Poetry Corner – Pindar, 4th Olympian Ode

Chariot racing on a black-figure hydria from Attica, ca. 510 BC

Chariot racing on a black-figure hydria from Attica, ca. 510 BC photo by Marie-Lan Nguyen (Wikipedia)

The 5th-century BCE Greek poet Pindar is best known for his victory odes, written for champions of the Olympic and Pythian Games. As we are in the thick of our 2016 Olympic Games, I submit Pindar’s 4th Olympian victory ode, written for Psaumis of Camarina, chariot race winner in 452 BCE.

For Psaumis of Camarina
Charioteer of the thundercloud with untiring feet, highest Zeus!
Your Seasons, whirling to the embroidered notes of the lyre’s song,
sent me as a witness of the most lofty games.

When friends are successful, the noble immediately smile on the sweet announcement. Son of Cronus, you who hold Aetna, the wind-swept weight on terrible hundred-headed Typhon, receive, for the sake of the Graces, this Olympic victory-procession, this most enduring light of widely powerful excellence.

For the procession comes in honor of Psaumis’ chariot; Psaumis, who, crowned with the olive of Pisa, hurries to rouse glory for Camarina. May the god be gracious to his future prayers, since I praise a man who is most eager in the raising of horses, who rejoices in being hospitable to all guests, and whose pure thoughts are turned towards city-loving peace.

I will not stain my words with lies. Perseverance is what puts men to the test, and what saved the son of Clymenus from the contempt of the Lemnian women. He won the foot race in bronze armor, and said to Hypsipyle as he went to take the garland: “Such is my swiftness; and I have hands and heart to match. Even on young men gray hair often grows, even before the expected age.”

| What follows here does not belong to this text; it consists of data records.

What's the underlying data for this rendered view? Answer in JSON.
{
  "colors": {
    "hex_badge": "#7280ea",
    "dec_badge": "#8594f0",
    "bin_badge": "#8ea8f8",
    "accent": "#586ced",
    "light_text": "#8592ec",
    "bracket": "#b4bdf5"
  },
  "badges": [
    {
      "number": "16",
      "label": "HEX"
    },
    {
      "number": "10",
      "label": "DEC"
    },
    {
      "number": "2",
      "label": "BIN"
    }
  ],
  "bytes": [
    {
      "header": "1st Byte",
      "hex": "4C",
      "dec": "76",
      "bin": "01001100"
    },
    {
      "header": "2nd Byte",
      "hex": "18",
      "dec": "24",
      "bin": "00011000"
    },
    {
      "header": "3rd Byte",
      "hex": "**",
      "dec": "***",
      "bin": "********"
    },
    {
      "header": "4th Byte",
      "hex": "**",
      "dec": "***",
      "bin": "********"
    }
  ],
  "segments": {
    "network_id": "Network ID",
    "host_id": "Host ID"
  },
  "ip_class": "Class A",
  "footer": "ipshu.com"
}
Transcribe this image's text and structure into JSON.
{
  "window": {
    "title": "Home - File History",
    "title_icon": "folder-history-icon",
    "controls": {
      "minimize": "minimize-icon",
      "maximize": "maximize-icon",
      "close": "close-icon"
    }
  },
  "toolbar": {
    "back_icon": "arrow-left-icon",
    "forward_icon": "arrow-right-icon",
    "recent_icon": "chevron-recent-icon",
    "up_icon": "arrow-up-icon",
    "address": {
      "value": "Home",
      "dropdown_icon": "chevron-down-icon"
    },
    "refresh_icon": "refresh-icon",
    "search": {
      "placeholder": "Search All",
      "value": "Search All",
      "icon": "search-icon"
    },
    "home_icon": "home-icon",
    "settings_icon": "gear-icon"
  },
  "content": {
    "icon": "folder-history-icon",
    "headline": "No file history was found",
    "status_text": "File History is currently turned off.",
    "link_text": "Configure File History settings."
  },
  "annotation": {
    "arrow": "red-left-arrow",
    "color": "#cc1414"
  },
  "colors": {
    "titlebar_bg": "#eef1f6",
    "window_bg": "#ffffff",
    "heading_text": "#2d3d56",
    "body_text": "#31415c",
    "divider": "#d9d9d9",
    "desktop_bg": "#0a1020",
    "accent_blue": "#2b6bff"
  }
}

Poetry Corner – Pindar, Wherefore, O Light of the Sun…

The Ancient Greek poet Pindar has been revered for his lyric verse pretty much continuously since his lifetime, in the 5th century BCE. He was a noble son of Thebes, a city in the Boeotia region on the eastern side of the Gulf of Corinth. Pindar is best known for his victory odes, written for champions of the Olympic and Pythian Games. We’ll revisit Pindar and his victory odes come Olympics season. In the meantime, please enjoy this fragment of a poem inspired by a solar eclipse, possibly that of April 30, 463 BCE:

Wherefore, O Light of the Sun, thou that seest all things and givest bounds unto the sight of mine eyes—wherefore O star supreme hast thou in the daytime hidden thyself, and made useless unto men the wings of their strength and the paths that wisdom findeth, and hastest along a way of darkness to bring on us some strange thing?

Now in the name of Zeus I pray unto thee, O holy Light, that by thy swift steeds thou turn this marvel in the sight of all men to be for the unimpaired good hap of Thebes.
Yet if the sign which thou showest us be of some war, or destruction of harvest, or an exceeding storm of snow, or ruinous civil strife, or emptying of the sea upon the earth, or freezing of the soil, or summer rains pouring in vehement flood, or whether thou wilt drown the earth and make anew another race of men, then will I suffer it amid the common woe of all…